Jessica Chastain Andrew Garfield Cherry Jones Vincent D’Onofrio
Fredric Lehne Louis Cancelmi Sam Jaeger
A little girl with a rejecting mother finds redemption for herself at a Second Adventist Church when she bursts in on a service (against her mother’s wishes) and the preacher accepts her testament of faith. She is so overjoyed she begins speaking in tongues, whereupon the congregation is convinced she is from God.
A young man driving his father’s car gets distracted and hits a young boy, seriously injuring him. The teenager is so distraught he prays for the child, promising God that if the child lives, he will devote himself to preaching the Gospel.
Tammy Faye (Chastain) and Jim Bakker (Garfield) meet, fall in love and elope before Tammy’s mother knows what is going on. He aspires to become a television evangelist a la Pat Robertson, and Tammy Faye fits herself right in with a singing voice and creativity in appealing to anyone—adults or children—who listens. They’re both talented, and building on childhood dreams, manage to develop a following among evangelical Christians. Of course, this provokes the interest of Pat Robertson and Jerry Falwell who aren’t quite ready for the competition.
Those of us of a certain age remember the Bakkers and their making religion more entertaining with playful puppets and delivering messages like “God doesn’t want us to be poor” on their PTL (Praise the Lord) network. They even recruit Gary Paxton, a Grammy winning songwriter who comes up with something like “Don’t Give Up; You’re on the brink of a miracle” for Tammy Faye to sing. For her, God is a loving god with tolerance for everything he has made. When Falwell is condemning homosexuality and claiming that AIDS is God’s punishment for it, her approach is that we should love all God’s creatures, because “God don’t make no junk.”
This starts to be a fairy tale story, as the Bakkers’ messages—and confessions—strike a chord in the hearts of Christians and the donations coming in go over the top. Jim’s plans and dreams grow in kind, as in elaborate water parks and vacation lands on the PTL property, along with Tammy Faye’s social programs (e.g., homes for unwed mothers and children with special needs). Unfortunately, the Bakkers are susceptible to human enticements, and no one in their organization has learned money management, which ends up being a major problem.
Certainly, the outstanding part of this production is Jessica Chastain’s performance as Tammy Faye. She so encapsulates the character, the viewer ceases to see Chastain at all—only Tammy Faye.

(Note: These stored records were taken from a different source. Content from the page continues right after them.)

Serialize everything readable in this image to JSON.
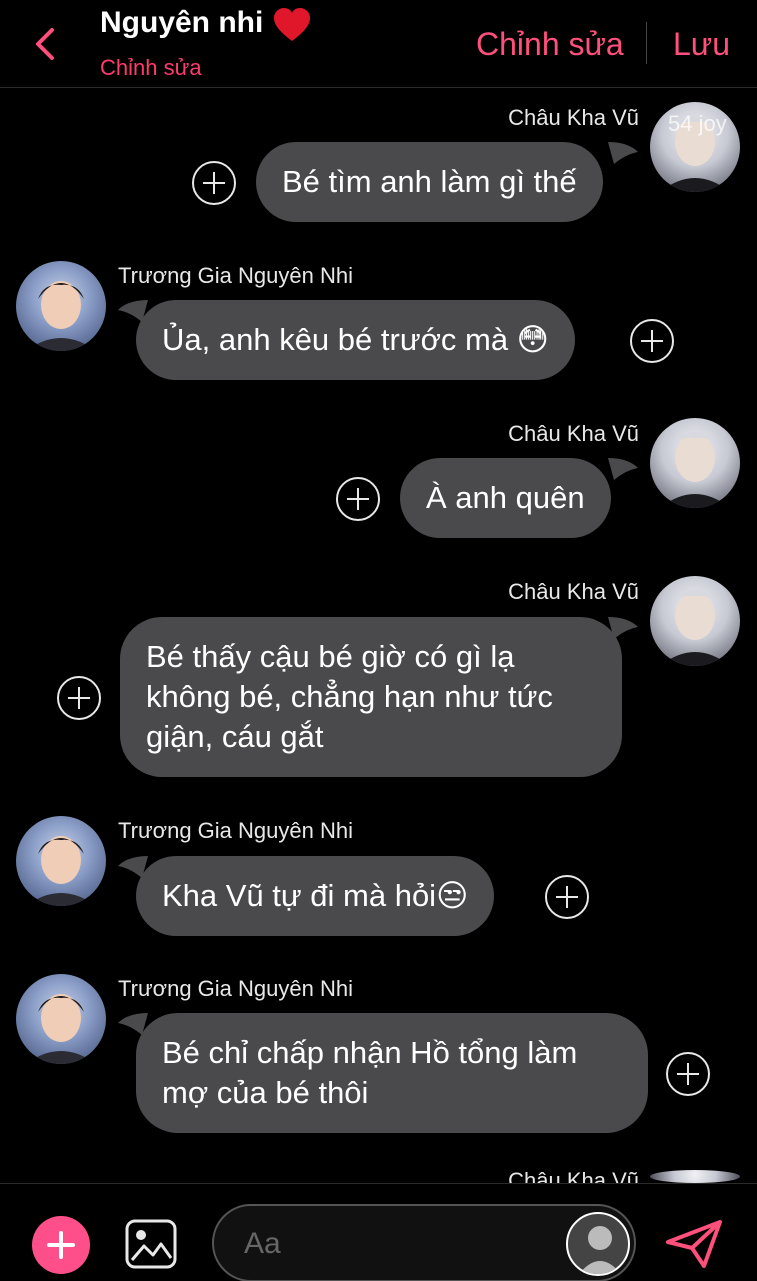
{
  "header": {
    "title": "Nguyên nhi",
    "subtitle": "Chỉnh sửa",
    "edit_label": "Chỉnh sửa",
    "save_label": "Lưu"
  },
  "badge": "54 joy",
  "messages": [
    {
      "sender": "Châu Kha Vũ",
      "side": "right",
      "text": "Bé tìm anh làm gì thế"
    },
    {
      "sender": "Trương Gia Nguyên Nhi",
      "side": "left",
      "text": "Ủa, anh kêu bé trước mà 😳"
    },
    {
      "sender": "Châu Kha Vũ",
      "side": "right",
      "text": "À anh quên"
    },
    {
      "sender": "Châu Kha Vũ",
      "side": "right",
      "text": "Bé thấy cậu bé giờ có gì lạ không bé, chẳng hạn như tức giận, cáu gắt"
    },
    {
      "sender": "Trương Gia Nguyên Nhi",
      "side": "left",
      "text": "Kha Vũ tự đi mà hỏi😒"
    },
    {
      "sender": "Trương Gia Nguyên Nhi",
      "side": "left",
      "text": "Bé chỉ chấp nhận Hồ tổng làm mợ của bé thôi"
    },
    {
      "sender": "Châu Kha Vũ",
      "side": "right",
      "text": ""
    }
  ],
  "composer": {
    "placeholder": "Aa"
  },
  "icons": {
    "back": "chevron-left-icon",
    "heart": "heart-icon",
    "add": "plus-icon",
    "image": "image-icon",
    "send": "send-icon"
  },
  "colors": {
    "accent": "#ff4f7b",
    "bubble": "#4a4a4c",
    "background": "#000000"
  }
}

Chastain captures Tammy’s chameleon personality flawlessly, and we get seduced just as all the characters are by her enticing charm. There is a genuineness in Tammy Faye that Chastain has picked up on that makes her a sympathetic character rather than one usually disdained. Andrew Garfield is likewise perfectly cast as one who, though mostly sincere, is naïve, easily influenced, and devoid of a sense of practicalities.
There are a couple of problems with an otherwise well produced movie. One for me is that the two characters become wearing over time, with their inability to grow and change and their persistent denial of reality, even though I realize this is probably how people experienced them at the time. But the filmmakers could have used more judicious editing and omitted some of the scenes--especially toward the end—when the movie seems to drag on and on.
I did appreciate the honesty of both of these characters when they are confronted by each other; ultimately, they were truthful—at least with one another. Whether or not that holds for the real people, I couldn’t say.
Tammy Faye shows how even those with good intentions and caring hearts can be seduced by fame and fortune to their detriment. Nevertheless, the voyage in getting there may make it all seem worthwhile. Didn’t the characters say in the end that they didn’t regret anything? I was left with that impression.
Grade: B By Donna R. Copeland